The exact definition of a flat white varies, but it has a number of characteristics that are generally agreed upon. Here’s my take on a flat white:
- A double espresso (15 grams of beans to 30 grams espresso).
- About 100 grams to 120 grams of milk.
The milk should be steamed to produce a finely textured microfoam which is glossy, velvety, and slightly sweet. Milk for a flat white must not be frothy. It is not a Cappuccino. The sweetness comes from heating the milk, but not too much. I gauge the temperature simply by holding my hand against the side of the metal steaming jug. It’s about right just before it becomes uncomfortable to touch. It should absolutely not be scalding hot. The resulting drink should be easy and pleasurable to drink, without fear of burning the skin off the roof of your mouth.
Steam the milk
When steaming milk for a flat white, try to incorporate the air as soon as possible. This will give you more time to work it into the milk, before it gets too hot. Keep the steam wand tip close to the surface of the milk, no more than 2 to 3 mm below the surface. You want to hear the occasional “phfft” as small quantities of air are dragged into the milk as it swirls around in your jug. If you hear that awful roaring sound, present in so many “professional” coffee shops, you’re doing it wrong.
Pour the milk
The milk should then be poured swiftly through the crema of your freshly poured espresso. Try not to mix the crema in with the milk. Part of the pleasure of a flat white is the contrast in flavours between the more bitter dark brown top layer, and the slightly sweeter drink hiding below it.

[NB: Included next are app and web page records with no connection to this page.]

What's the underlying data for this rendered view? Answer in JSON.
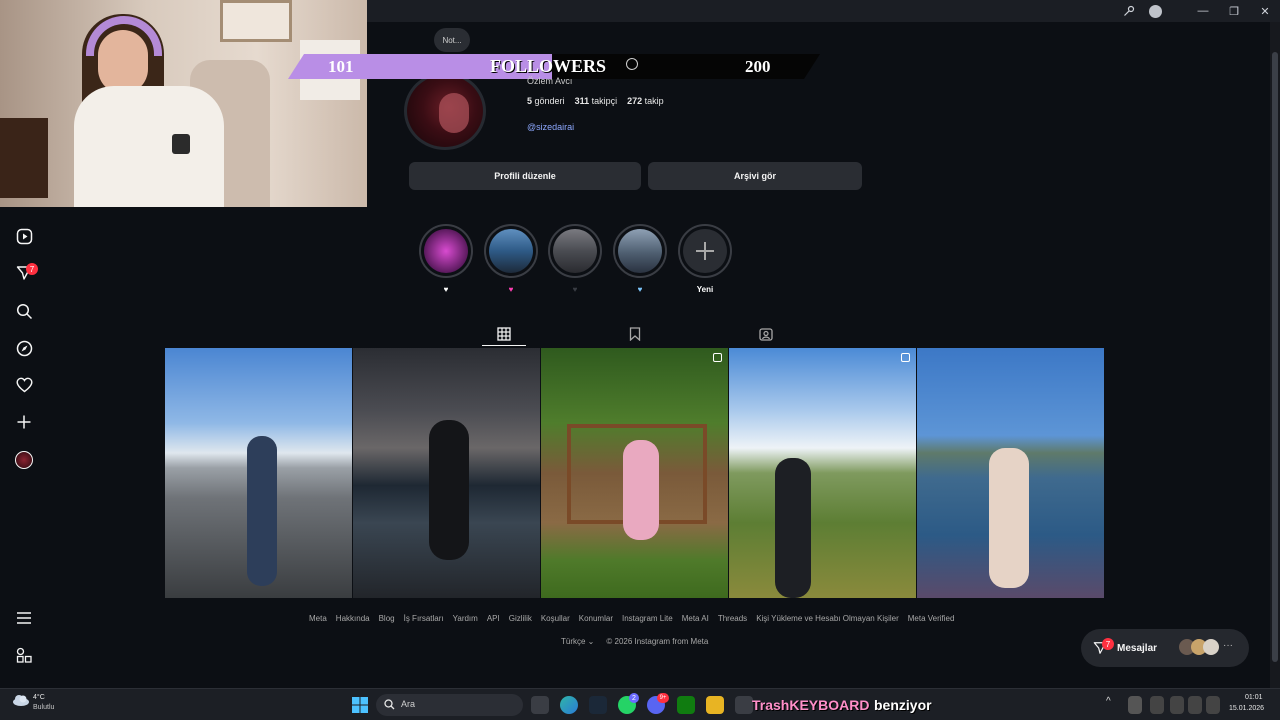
{
  "overlay": {
    "followers_left": "101",
    "followers_label": "FOLLOWERS",
    "followers_right": "200",
    "note_label": "Not..."
  },
  "profile": {
    "full_name": "Özlem Avcı",
    "posts_count": "5",
    "posts_label": "gönderi",
    "followers_count": "311",
    "followers_label": "takipçi",
    "following_count": "272",
    "following_label": "takip",
    "handle": "@sizedairai",
    "edit_button": "Profili düzenle",
    "archive_button": "Arşivi gör"
  },
  "highlights": [
    {
      "label": "♥",
      "color": "#ffffff"
    },
    {
      "label": "♥",
      "color": "#ff3fb4"
    },
    {
      "label": "♥",
      "color": "#3a3d44"
    },
    {
      "label": "♥",
      "color": "#7ec8ff"
    },
    {
      "label": "Yeni",
      "color": "#ffffff"
    }
  ],
  "sidebar": {
    "notification_badge": "7"
  },
  "footer": {
    "links": [
      "Meta",
      "Hakkında",
      "Blog",
      "İş Fırsatları",
      "Yardım",
      "API",
      "Gizlilik",
      "Koşullar",
      "Konumlar",
      "Instagram Lite",
      "Meta AI",
      "Threads",
      "Kişi Yükleme ve Hesabı Olmayan Kişiler",
      "Meta Verified"
    ],
    "language": "Türkçe ⌄",
    "copyright": "© 2026 Instagram from Meta"
  },
  "messages": {
    "label": "Mesajlar",
    "badge": "7"
  },
  "taskbar": {
    "weather_temp": "4°C",
    "weather_desc": "Bulutlu",
    "search_placeholder": "Ara",
    "time": "01:01",
    "date": "15.01.2026",
    "whatsapp_badge": "2",
    "discord_badge": "9+"
  },
  "stream_overlay": {
    "text1": "TrashKEYBOARD",
    "text2": "benziyor"
  },
  "colors": {
    "background": "#0c0f14",
    "banner_purple": "#b98ee6",
    "link_blue": "#8da8ff",
    "badge_red": "#ff3040"
  }
}
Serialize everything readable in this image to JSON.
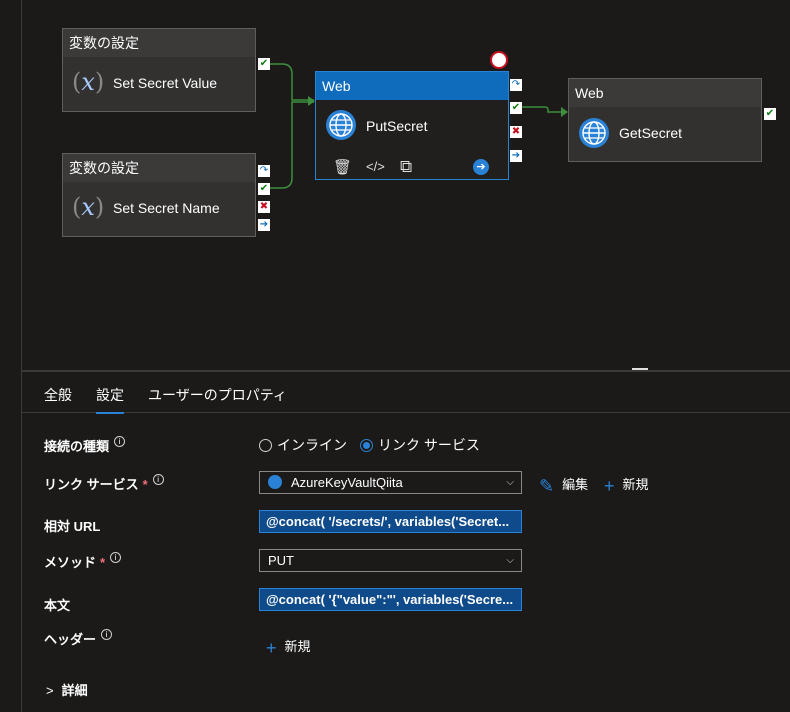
{
  "canvas": {
    "activities": [
      {
        "header": "変数の設定",
        "name": "Set Secret Value"
      },
      {
        "header": "変数の設定",
        "name": "Set Secret Name"
      },
      {
        "header": "Web",
        "name": "PutSecret"
      },
      {
        "header": "Web",
        "name": "GetSecret"
      }
    ],
    "icons": {
      "variable": "(𝑥)",
      "globe": "globe-icon",
      "delete": "🗑",
      "code": "</>",
      "copy": "⧉",
      "run": "➔"
    },
    "ports": {
      "success": "✔",
      "fail": "✖",
      "complete": "➔",
      "skip": "↷"
    }
  },
  "tabs": [
    "全般",
    "設定",
    "ユーザーのプロパティ"
  ],
  "form": {
    "connection_type": {
      "label": "接続の種類",
      "info": "i",
      "options": [
        "インライン",
        "リンク サービス"
      ],
      "selected": "リンク サービス"
    },
    "linked_service": {
      "label": "リンク サービス",
      "required": "*",
      "info": "i",
      "value": "AzureKeyVaultQiita",
      "edit": "編集",
      "new": "新規"
    },
    "relative_url": {
      "label": "相対 URL",
      "value": "@concat( '/secrets/', variables('Secret..."
    },
    "method": {
      "label": "メソッド",
      "required": "*",
      "info": "i",
      "value": "PUT"
    },
    "body": {
      "label": "本文",
      "value": "@concat( '{\"value\":\"', variables('Secre..."
    },
    "headers": {
      "label": "ヘッダー",
      "info": "i",
      "new": "新規"
    },
    "advanced": {
      "label": "詳細"
    }
  },
  "colors": {
    "accent": "#2a82d6",
    "success": "#107c10",
    "fail": "#c50f1f",
    "background": "#1b1a19"
  }
}
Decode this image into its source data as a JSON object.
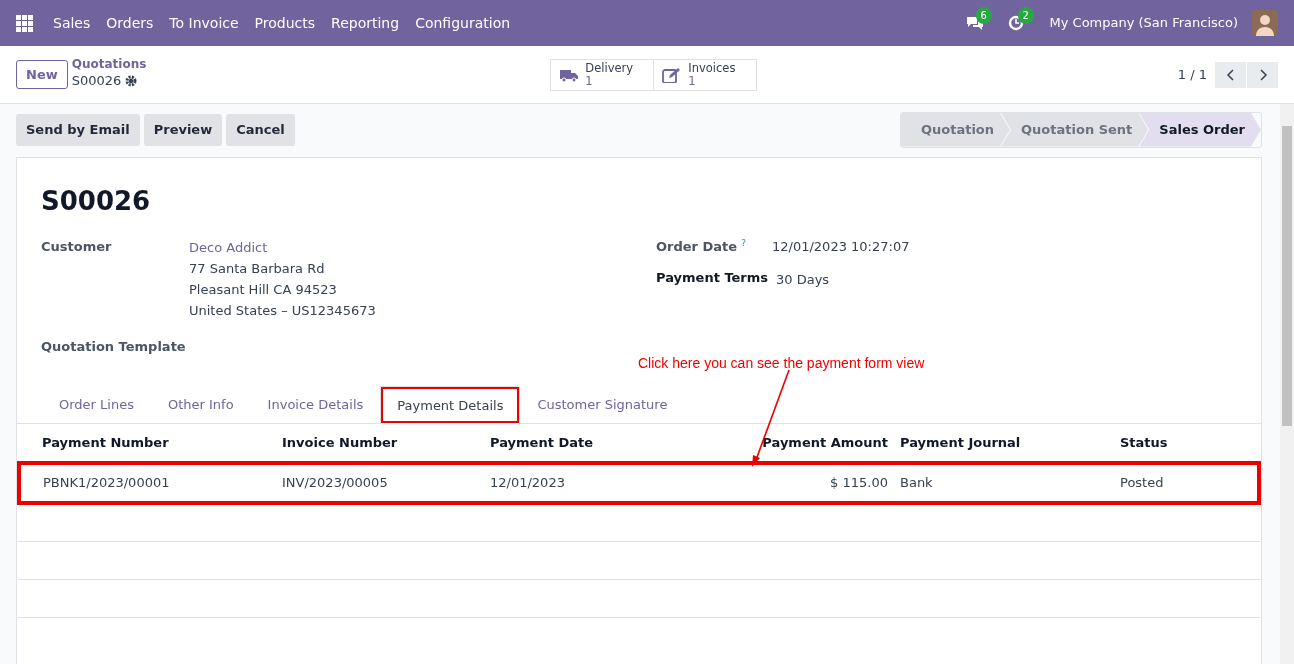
{
  "navbar": {
    "app": "Sales",
    "menus": [
      "Orders",
      "To Invoice",
      "Products",
      "Reporting",
      "Configuration"
    ],
    "messages_count": "6",
    "activities_count": "2",
    "company": "My Company (San Francisco)"
  },
  "control_panel": {
    "new_button": "New",
    "breadcrumb_parent": "Quotations",
    "breadcrumb_current": "S00026",
    "smart_buttons": [
      {
        "kind": "truck",
        "label": "Delivery",
        "value": "1"
      },
      {
        "kind": "edit",
        "label": "Invoices",
        "value": "1"
      }
    ],
    "pager": "1 / 1"
  },
  "actions": [
    "Send by Email",
    "Preview",
    "Cancel"
  ],
  "statusbar": [
    {
      "label": "Quotation",
      "selected": false
    },
    {
      "label": "Quotation Sent",
      "selected": false
    },
    {
      "label": "Sales Order",
      "selected": true
    }
  ],
  "form": {
    "title": "S00026",
    "customer_label": "Customer",
    "customer_name": "Deco Addict",
    "customer_address": [
      "77 Santa Barbara Rd",
      "Pleasant Hill CA 94523",
      "United States – US12345673"
    ],
    "template_label": "Quotation Template",
    "order_date_label": "Order Date",
    "order_date_help": "?",
    "order_date": "12/01/2023 10:27:07",
    "payment_terms_label": "Payment Terms",
    "payment_terms": "30 Days"
  },
  "tabs": [
    {
      "label": "Order Lines",
      "selected": false,
      "highlighted": false
    },
    {
      "label": "Other Info",
      "selected": false,
      "highlighted": false
    },
    {
      "label": "Invoice Details",
      "selected": false,
      "highlighted": false
    },
    {
      "label": "Payment Details",
      "selected": true,
      "highlighted": true
    },
    {
      "label": "Customer Signature",
      "selected": false,
      "highlighted": false
    }
  ],
  "table": {
    "columns": [
      {
        "label": "Payment Number",
        "numeric": false
      },
      {
        "label": "Invoice Number",
        "numeric": false
      },
      {
        "label": "Payment Date",
        "numeric": false
      },
      {
        "label": "Payment Amount",
        "numeric": true
      },
      {
        "label": "Payment Journal",
        "numeric": false
      },
      {
        "label": "Status",
        "numeric": false
      }
    ],
    "rows": [
      {
        "highlighted": true,
        "cells": [
          "PBNK1/2023/00001",
          "INV/2023/00005",
          "12/01/2023",
          "$ 115.00",
          "Bank",
          "Posted"
        ]
      }
    ]
  },
  "annotation": {
    "text": "Click here you can see the payment form view"
  }
}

Finally, whilst savouring your flat white is strongly advised, don’t savour it to the point where the microfoam has broken down into nothing more than warm milky coffee with a foamy head.